▶ _Prompt_: Gather each line in the entries that includes the string "JSON".

[Interface dataset entries]
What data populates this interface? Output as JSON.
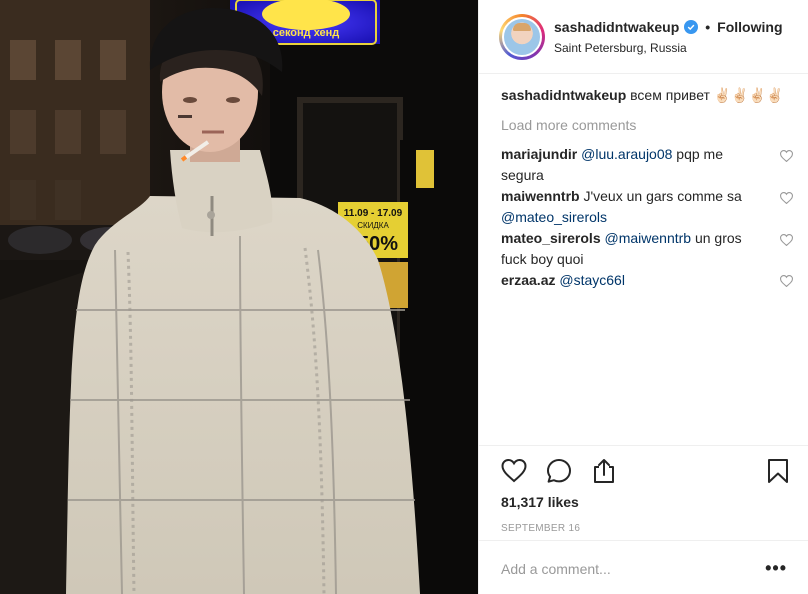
{
  "post": {
    "username": "sashadidntwakeup",
    "verified": true,
    "follow_status": "Following",
    "location": "Saint Petersburg, Russia",
    "caption_text": "всем привет",
    "caption_emojis": "✌🏻✌🏻✌🏻✌🏻",
    "load_more_label": "Load more comments",
    "comments": [
      {
        "user": "mariajundir",
        "mention": "@luu.araujo08",
        "text": " pqp me segura",
        "mention_first": true
      },
      {
        "user": "maiwenntrb",
        "mention": "@mateo_sirerols",
        "text": "J'veux un gars comme sa ",
        "mention_first": false
      },
      {
        "user": "mateo_sirerols",
        "mention": "@maiwenntrb",
        "text": " un gros fuck boy quoi",
        "mention_first": true
      },
      {
        "user": "erzaa.az",
        "mention": "@stayc66l",
        "text": "",
        "mention_first": true
      }
    ],
    "likes": "81,317 likes",
    "timestamp": "SEPTEMBER 16",
    "add_comment_placeholder": "Add a comment...",
    "more_options": "•••"
  },
  "photo": {
    "sign_text": "секонд хенд",
    "poster_top": "11.09 - 17.09",
    "poster_mid": "СКИДКА",
    "poster_big": "50%"
  },
  "icons": {
    "like": "heart-icon",
    "comment": "comment-bubble-icon",
    "share": "share-icon",
    "save": "bookmark-icon",
    "verified": "verified-badge-icon",
    "more": "more-options-icon"
  },
  "colors": {
    "verified": "#3897f0",
    "mention": "#003569",
    "muted": "#999999",
    "text": "#262626"
  }
}
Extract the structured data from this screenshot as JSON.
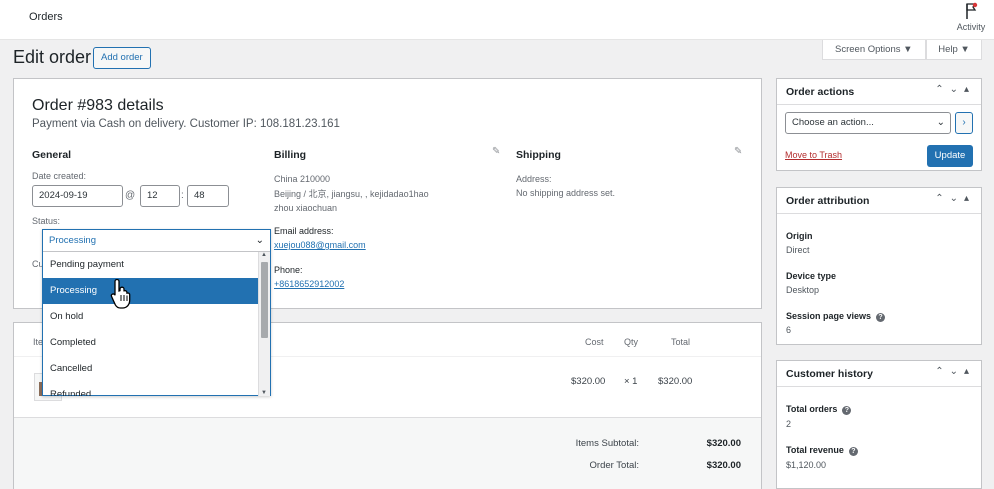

▶ _Task response_:
What data populates this interface? Output as JSON.
Extract the structured data from this screenshot as JSON.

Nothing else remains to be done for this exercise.